(Your task): Output the listing word for word, minus images.

(Record excerpts):

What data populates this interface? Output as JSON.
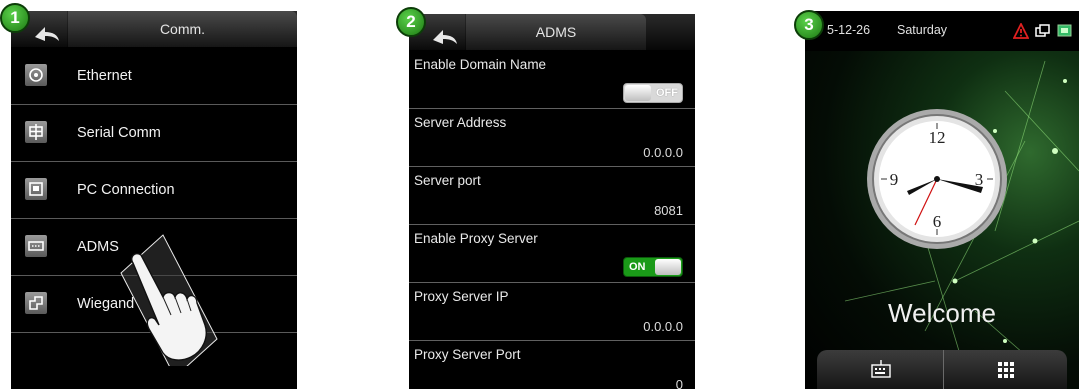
{
  "step_badges": [
    "1",
    "2",
    "3"
  ],
  "screen1": {
    "title": "Comm.",
    "items": [
      {
        "label": "Ethernet",
        "icon": "ethernet-icon"
      },
      {
        "label": "Serial Comm",
        "icon": "serial-comm-icon"
      },
      {
        "label": "PC Connection",
        "icon": "pc-connection-icon"
      },
      {
        "label": "ADMS",
        "icon": "adms-icon"
      },
      {
        "label": "Wiegand",
        "icon": "wiegand-icon"
      }
    ]
  },
  "screen2": {
    "title": "ADMS",
    "rows": [
      {
        "label": "Enable Domain Name",
        "toggle": "OFF"
      },
      {
        "label": "Server Address",
        "value": "0.0.0.0"
      },
      {
        "label": "Server port",
        "value": "8081"
      },
      {
        "label": "Enable Proxy Server",
        "toggle": "ON"
      },
      {
        "label": "Proxy Server IP",
        "value": "0.0.0.0"
      },
      {
        "label": "Proxy Server Port",
        "value": "0"
      }
    ]
  },
  "screen3": {
    "date": "5-12-26",
    "day": "Saturday",
    "welcome": "Welcome",
    "clock_numerals": [
      "12",
      "3",
      "6",
      "9"
    ],
    "status_icons": [
      "alarm-warning-icon",
      "network-icon",
      "connection-icon"
    ],
    "bottom_buttons": [
      "keyboard-icon",
      "menu-grid-icon"
    ]
  },
  "colors": {
    "badge_green": "#2e9e22",
    "toggle_on": "#1a9a18"
  }
}
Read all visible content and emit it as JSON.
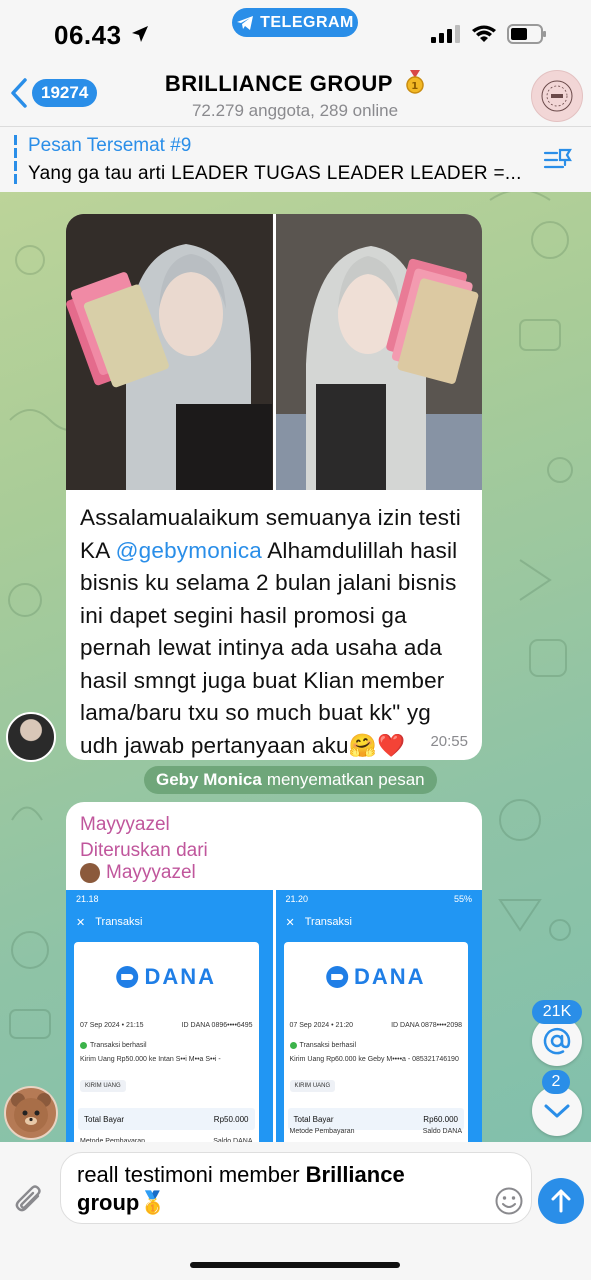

(Result of this task):
What data populates this interface? Output as JSON.
{
  "step_badges": [
    "1",
    "2",
    "3"
  ],
  "screen1": {
    "title": "Comm.",
    "items": [
      {
        "label": "Ethernet",
        "icon": "ethernet-icon"
      },
      {
        "label": "Serial Comm",
        "icon": "serial-comm-icon"
      },
      {
        "label": "PC Connection",
        "icon": "pc-connection-icon"
      },
      {
        "label": "ADMS",
        "icon": "adms-icon"
      },
      {
        "label": "Wiegand",
        "icon": "wiegand-icon"
      }
    ]
  },
  "screen2": {
    "title": "ADMS",
    "rows": [
      {
        "label": "Enable Domain Name",
        "toggle": "OFF"
      },
      {
        "label": "Server Address",
        "value": "0.0.0.0"
      },
      {
        "label": "Server port",
        "value": "8081"
      },
      {
        "label": "Enable Proxy Server",
        "toggle": "ON"
      },
      {
        "label": "Proxy Server IP",
        "value": "0.0.0.0"
      },
      {
        "label": "Proxy Server Port",
        "value": "0"
      }
    ]
  },
  "screen3": {
    "date": "5-12-26",
    "day": "Saturday",
    "welcome": "Welcome",
    "clock_numerals": [
      "12",
      "3",
      "6",
      "9"
    ],
    "status_icons": [
      "alarm-warning-icon",
      "network-icon",
      "connection-icon"
    ],
    "bottom_buttons": [
      "keyboard-icon",
      "menu-grid-icon"
    ]
  },
  "colors": {
    "badge_green": "#2e9e22",
    "toggle_on": "#1a9a18"
  }
}
Read all visible content and emit it as JSON.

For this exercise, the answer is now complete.